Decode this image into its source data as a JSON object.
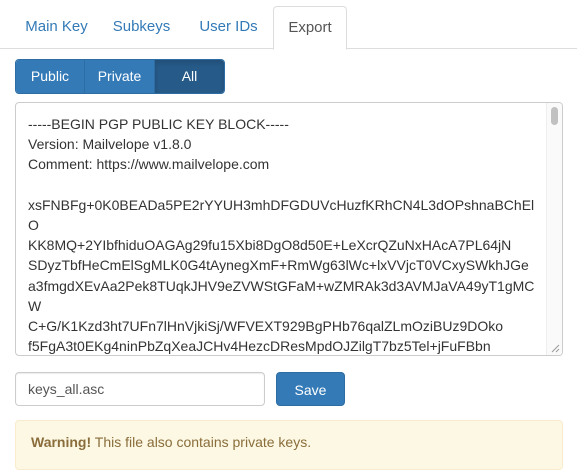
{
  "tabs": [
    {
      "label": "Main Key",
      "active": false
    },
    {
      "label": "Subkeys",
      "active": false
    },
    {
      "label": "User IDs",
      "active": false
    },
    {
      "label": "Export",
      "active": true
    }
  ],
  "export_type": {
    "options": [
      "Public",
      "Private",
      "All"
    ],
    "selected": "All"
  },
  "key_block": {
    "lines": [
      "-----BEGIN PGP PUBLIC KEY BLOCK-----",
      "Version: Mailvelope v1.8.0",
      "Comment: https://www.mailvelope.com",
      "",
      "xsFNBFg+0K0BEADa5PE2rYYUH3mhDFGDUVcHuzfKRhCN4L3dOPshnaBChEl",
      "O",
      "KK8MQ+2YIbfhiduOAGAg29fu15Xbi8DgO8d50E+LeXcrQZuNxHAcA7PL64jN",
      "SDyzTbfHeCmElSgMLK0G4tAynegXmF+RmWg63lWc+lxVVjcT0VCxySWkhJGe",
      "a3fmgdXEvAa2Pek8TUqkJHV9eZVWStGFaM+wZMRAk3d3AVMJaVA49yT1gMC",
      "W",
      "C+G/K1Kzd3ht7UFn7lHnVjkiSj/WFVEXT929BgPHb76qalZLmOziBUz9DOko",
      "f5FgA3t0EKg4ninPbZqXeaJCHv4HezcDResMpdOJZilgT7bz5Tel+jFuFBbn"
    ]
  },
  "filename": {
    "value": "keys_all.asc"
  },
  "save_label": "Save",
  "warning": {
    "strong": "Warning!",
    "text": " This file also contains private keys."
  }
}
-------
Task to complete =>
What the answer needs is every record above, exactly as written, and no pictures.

Answer =>
Decode this image into its source data as a JSON object.
{
  "tabs": [
    {
      "label": "Main Key",
      "active": false
    },
    {
      "label": "Subkeys",
      "active": false
    },
    {
      "label": "User IDs",
      "active": false
    },
    {
      "label": "Export",
      "active": true
    }
  ],
  "export_type": {
    "options": [
      "Public",
      "Private",
      "All"
    ],
    "selected": "All"
  },
  "key_block": {
    "lines": [
      "-----BEGIN PGP PUBLIC KEY BLOCK-----",
      "Version: Mailvelope v1.8.0",
      "Comment: https://www.mailvelope.com",
      "",
      "xsFNBFg+0K0BEADa5PE2rYYUH3mhDFGDUVcHuzfKRhCN4L3dOPshnaBChEl",
      "O",
      "KK8MQ+2YIbfhiduOAGAg29fu15Xbi8DgO8d50E+LeXcrQZuNxHAcA7PL64jN",
      "SDyzTbfHeCmElSgMLK0G4tAynegXmF+RmWg63lWc+lxVVjcT0VCxySWkhJGe",
      "a3fmgdXEvAa2Pek8TUqkJHV9eZVWStGFaM+wZMRAk3d3AVMJaVA49yT1gMC",
      "W",
      "C+G/K1Kzd3ht7UFn7lHnVjkiSj/WFVEXT929BgPHb76qalZLmOziBUz9DOko",
      "f5FgA3t0EKg4ninPbZqXeaJCHv4HezcDResMpdOJZilgT7bz5Tel+jFuFBbn"
    ]
  },
  "filename": {
    "value": "keys_all.asc"
  },
  "save_label": "Save",
  "warning": {
    "strong": "Warning!",
    "text": " This file also contains private keys."
  }
}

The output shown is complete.